… the distinction between manual and mental labour disappears in Marxism because, from the abstract point of view of capital, all waged labour, without distinction, produces surplus value; all labour is abstract labour. However, the abstract eye of capital that regulates the labour theory of value employs a specific instrument to measure labour: the clock. In this way, what looks like a universal law has to deal with the metrics of a very mundane technology: clocks are not universal. Machines can impose a metrics of labour other than time, as has recently happened with social data analytics. As much as new instruments define new domains of science, likewise they define new domains of labour after being invented by labour itself. Any new machine is a new configuration of space, time and social relations, and it projects new metrics of such diagrams. In the Victorian age, a metrology of mental labour existed only in an embryonic state. A rudimentary econometrics of knowledge begins to emerge only in the twentieth century with the first theory of information.

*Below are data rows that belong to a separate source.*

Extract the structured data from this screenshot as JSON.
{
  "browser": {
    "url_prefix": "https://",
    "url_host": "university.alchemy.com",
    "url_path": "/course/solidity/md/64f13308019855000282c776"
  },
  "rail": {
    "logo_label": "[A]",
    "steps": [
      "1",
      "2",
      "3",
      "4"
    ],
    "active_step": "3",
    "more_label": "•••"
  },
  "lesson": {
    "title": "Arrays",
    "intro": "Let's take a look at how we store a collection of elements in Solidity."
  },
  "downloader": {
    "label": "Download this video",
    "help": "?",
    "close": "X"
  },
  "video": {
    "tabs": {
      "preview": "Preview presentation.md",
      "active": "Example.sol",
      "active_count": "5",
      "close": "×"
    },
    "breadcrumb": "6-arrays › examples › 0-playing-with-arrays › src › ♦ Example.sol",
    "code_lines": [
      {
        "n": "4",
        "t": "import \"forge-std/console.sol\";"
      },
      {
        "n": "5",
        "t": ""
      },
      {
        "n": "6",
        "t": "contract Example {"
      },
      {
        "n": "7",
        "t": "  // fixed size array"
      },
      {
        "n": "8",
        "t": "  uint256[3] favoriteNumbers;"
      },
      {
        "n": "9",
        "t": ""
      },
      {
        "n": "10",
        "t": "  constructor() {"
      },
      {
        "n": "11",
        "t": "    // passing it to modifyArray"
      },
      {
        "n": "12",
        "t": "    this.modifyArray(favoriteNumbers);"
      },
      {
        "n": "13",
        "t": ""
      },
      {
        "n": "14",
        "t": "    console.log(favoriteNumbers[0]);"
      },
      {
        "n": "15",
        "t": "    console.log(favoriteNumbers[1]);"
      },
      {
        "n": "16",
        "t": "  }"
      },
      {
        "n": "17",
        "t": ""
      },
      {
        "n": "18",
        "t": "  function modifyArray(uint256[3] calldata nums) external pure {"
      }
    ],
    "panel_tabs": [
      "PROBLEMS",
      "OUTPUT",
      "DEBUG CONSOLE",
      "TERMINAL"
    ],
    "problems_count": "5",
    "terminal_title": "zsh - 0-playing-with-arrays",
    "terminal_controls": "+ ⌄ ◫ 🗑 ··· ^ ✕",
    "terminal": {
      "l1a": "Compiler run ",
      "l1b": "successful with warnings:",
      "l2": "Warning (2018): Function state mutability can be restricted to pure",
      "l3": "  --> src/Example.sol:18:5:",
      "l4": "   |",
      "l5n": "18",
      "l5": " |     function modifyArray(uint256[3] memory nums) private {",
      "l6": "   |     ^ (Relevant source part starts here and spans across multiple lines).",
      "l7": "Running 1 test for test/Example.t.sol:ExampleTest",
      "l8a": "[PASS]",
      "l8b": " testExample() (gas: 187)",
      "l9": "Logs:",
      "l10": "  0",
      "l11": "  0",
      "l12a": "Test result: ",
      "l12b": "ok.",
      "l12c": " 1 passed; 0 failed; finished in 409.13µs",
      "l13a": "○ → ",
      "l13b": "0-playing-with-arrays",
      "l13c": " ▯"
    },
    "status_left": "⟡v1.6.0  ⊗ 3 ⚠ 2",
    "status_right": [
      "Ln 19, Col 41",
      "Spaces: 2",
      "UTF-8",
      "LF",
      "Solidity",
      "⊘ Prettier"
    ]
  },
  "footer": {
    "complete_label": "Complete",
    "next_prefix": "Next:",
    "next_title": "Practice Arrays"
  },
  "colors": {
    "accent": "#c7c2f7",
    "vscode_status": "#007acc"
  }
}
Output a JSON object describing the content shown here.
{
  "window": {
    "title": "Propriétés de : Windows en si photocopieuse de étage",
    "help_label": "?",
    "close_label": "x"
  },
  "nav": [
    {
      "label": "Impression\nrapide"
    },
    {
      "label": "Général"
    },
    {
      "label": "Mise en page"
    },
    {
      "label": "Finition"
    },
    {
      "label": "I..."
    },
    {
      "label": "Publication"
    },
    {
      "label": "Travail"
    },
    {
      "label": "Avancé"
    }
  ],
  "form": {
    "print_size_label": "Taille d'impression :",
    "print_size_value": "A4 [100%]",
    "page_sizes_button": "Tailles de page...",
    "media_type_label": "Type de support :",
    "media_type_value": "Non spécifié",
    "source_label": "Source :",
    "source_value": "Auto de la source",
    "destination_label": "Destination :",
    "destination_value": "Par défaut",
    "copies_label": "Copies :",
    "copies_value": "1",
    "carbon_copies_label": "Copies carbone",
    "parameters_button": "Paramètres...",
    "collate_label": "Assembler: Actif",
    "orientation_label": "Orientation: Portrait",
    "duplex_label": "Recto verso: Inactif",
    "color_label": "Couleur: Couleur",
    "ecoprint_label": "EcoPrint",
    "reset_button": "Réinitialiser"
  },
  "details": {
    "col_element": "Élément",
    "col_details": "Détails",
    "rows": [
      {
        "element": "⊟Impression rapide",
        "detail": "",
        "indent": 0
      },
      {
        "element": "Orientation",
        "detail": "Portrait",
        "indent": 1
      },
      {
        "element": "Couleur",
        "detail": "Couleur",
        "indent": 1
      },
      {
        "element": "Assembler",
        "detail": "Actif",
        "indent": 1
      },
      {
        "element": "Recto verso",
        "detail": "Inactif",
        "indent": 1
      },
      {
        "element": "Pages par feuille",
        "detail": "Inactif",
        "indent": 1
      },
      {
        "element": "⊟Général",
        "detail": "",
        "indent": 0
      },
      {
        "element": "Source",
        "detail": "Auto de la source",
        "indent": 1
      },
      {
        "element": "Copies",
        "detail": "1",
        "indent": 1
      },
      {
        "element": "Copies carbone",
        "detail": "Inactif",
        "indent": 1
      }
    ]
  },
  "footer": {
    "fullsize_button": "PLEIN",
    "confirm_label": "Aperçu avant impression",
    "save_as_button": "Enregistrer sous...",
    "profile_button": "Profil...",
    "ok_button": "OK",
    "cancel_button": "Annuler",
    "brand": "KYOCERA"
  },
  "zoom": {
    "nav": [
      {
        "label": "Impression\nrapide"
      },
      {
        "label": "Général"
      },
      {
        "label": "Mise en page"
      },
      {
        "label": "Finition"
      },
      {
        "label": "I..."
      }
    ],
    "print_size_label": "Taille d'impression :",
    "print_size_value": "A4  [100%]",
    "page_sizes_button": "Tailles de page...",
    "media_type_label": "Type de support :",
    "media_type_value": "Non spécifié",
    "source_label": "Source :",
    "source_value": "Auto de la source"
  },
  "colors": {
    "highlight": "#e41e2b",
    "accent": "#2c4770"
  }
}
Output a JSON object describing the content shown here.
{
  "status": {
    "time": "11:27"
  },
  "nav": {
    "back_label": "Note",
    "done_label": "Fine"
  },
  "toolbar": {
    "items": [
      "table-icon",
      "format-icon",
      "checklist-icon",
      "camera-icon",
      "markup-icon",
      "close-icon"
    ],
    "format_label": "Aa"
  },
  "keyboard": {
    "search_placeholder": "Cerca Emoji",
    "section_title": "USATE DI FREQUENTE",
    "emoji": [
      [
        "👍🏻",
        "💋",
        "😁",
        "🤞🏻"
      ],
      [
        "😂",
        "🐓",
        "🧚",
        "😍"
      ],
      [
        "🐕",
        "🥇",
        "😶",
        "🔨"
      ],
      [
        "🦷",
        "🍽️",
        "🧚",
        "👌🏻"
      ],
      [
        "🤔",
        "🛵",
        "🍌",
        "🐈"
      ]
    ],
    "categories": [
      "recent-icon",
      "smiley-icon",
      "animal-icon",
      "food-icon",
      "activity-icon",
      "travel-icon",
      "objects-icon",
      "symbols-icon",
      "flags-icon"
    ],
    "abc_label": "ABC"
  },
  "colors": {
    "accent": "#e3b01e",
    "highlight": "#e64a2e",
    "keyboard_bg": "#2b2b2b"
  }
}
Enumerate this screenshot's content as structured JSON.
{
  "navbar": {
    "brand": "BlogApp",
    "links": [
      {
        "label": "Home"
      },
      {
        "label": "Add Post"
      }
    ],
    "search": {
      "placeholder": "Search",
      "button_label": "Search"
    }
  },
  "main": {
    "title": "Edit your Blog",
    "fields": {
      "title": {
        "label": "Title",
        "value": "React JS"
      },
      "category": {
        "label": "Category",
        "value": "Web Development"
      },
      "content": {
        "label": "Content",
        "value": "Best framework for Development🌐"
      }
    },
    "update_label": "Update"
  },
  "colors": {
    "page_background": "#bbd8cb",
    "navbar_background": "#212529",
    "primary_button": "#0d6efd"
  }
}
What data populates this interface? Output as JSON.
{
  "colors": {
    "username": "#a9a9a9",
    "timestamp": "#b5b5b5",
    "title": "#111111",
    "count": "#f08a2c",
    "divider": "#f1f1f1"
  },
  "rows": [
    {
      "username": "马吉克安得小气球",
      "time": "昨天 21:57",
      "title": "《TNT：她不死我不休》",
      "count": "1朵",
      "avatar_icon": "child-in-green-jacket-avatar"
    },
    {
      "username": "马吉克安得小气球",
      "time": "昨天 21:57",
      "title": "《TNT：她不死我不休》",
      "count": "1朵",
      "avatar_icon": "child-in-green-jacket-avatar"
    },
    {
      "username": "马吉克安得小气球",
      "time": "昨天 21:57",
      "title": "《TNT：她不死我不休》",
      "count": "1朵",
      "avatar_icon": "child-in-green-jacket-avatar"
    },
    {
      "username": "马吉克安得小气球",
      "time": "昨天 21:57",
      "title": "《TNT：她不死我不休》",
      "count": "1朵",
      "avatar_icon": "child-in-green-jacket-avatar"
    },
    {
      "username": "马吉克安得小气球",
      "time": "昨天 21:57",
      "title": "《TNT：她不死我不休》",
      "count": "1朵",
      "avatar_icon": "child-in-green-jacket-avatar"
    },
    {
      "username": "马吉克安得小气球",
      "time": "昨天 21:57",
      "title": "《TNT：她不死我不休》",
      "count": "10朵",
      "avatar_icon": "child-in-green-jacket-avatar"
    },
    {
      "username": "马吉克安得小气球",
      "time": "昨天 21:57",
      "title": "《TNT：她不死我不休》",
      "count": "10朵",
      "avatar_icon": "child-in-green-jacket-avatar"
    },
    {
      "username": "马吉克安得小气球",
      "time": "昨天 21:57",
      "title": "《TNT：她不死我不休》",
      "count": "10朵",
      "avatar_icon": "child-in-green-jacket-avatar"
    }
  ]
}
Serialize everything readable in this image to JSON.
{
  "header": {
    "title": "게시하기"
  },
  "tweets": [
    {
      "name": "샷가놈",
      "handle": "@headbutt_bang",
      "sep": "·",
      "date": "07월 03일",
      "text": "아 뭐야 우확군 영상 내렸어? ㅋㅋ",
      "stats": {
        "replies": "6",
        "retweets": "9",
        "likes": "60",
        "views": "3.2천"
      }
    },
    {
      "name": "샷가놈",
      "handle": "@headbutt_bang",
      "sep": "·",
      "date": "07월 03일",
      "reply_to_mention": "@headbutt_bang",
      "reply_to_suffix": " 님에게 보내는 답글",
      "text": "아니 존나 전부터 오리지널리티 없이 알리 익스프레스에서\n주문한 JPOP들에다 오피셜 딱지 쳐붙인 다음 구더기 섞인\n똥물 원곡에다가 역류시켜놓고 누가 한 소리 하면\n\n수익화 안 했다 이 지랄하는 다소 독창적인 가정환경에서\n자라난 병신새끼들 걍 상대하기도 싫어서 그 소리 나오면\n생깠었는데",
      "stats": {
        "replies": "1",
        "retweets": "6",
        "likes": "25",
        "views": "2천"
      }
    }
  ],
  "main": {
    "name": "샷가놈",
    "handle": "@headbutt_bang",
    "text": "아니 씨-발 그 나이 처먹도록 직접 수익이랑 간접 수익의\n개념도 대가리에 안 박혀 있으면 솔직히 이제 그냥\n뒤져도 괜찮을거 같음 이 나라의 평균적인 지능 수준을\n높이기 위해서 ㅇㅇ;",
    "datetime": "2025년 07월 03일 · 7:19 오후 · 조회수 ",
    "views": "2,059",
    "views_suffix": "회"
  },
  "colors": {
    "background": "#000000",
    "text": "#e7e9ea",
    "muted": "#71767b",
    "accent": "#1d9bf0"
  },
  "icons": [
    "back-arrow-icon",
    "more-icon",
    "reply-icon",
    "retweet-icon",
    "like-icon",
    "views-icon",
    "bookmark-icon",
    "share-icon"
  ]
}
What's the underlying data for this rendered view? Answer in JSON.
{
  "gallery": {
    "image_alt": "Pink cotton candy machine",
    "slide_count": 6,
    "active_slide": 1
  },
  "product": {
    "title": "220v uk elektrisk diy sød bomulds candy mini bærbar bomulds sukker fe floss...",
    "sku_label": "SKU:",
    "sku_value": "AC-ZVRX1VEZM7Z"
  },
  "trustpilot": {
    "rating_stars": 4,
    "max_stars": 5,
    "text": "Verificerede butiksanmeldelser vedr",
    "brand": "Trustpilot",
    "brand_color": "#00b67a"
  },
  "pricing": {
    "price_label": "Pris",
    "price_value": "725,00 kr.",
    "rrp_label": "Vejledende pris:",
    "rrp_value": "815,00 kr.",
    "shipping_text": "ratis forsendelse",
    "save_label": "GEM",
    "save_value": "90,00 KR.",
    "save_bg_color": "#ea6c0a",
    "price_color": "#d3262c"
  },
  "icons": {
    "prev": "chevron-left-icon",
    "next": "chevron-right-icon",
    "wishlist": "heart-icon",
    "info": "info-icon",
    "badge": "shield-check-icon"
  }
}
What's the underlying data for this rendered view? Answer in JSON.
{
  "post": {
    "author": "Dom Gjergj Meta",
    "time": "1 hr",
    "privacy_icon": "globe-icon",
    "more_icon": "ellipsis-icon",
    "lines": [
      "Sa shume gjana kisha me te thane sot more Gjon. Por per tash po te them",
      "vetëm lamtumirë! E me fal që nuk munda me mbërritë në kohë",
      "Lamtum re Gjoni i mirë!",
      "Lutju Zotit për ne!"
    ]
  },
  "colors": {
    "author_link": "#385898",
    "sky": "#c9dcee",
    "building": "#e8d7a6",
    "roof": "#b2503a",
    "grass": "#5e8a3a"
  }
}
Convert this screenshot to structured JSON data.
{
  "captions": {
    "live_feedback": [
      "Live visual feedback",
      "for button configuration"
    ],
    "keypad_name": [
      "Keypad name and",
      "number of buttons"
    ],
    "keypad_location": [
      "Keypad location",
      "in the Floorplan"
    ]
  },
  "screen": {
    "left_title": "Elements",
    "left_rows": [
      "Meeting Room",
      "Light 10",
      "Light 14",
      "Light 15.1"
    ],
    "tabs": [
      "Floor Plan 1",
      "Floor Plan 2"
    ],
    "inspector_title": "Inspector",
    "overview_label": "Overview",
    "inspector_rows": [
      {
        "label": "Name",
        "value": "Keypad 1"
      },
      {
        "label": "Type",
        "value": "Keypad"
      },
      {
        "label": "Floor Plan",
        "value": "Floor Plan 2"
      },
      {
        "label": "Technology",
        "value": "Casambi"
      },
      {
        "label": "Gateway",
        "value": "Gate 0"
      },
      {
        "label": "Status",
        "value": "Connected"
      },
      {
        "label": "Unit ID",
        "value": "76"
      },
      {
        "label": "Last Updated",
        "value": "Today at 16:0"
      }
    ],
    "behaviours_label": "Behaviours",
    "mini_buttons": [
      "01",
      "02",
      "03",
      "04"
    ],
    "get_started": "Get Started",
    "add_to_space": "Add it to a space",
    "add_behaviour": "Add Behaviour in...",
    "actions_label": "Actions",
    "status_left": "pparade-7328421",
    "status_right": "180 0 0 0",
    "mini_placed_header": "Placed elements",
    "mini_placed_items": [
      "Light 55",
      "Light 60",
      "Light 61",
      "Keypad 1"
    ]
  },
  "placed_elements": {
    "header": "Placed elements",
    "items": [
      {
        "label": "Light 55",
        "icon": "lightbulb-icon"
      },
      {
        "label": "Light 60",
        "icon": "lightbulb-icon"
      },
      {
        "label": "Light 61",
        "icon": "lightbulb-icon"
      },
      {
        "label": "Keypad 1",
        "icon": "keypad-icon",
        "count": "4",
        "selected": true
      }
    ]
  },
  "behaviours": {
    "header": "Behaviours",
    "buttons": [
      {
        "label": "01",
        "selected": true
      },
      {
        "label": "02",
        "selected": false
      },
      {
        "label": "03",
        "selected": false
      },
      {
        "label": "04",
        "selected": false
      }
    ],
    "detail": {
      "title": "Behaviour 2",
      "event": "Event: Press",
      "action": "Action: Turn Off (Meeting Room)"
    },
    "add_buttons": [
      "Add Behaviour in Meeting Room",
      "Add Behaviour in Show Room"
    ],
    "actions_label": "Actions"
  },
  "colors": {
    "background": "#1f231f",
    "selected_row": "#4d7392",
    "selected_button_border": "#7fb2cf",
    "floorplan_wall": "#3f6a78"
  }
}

The thesis of this text is that Marx’s labour theory of value did not resolve the metrics for the domains of knowledge and intelligence, which had to be explored in the articulation of the machine design and in the Babbage principle.

Following Braverman and Schaffer, one could add that Babbage provided not just a labour theory of the machine but a labour theory of machine intelligence. Babbage’s calculating engines (‘intelligent machines’ of the age) were an implementation of the analytical eye of the factory’s master. Cousins of Bentham’s panopticon, they were instruments, simultaneously, of surveillance and measurement of labour. It is this idea that we should consider and apply to the age of artificial intelligence and its political critique, although reversing its polarisation, in order to declare computing infrastructures a concretion of labour in common.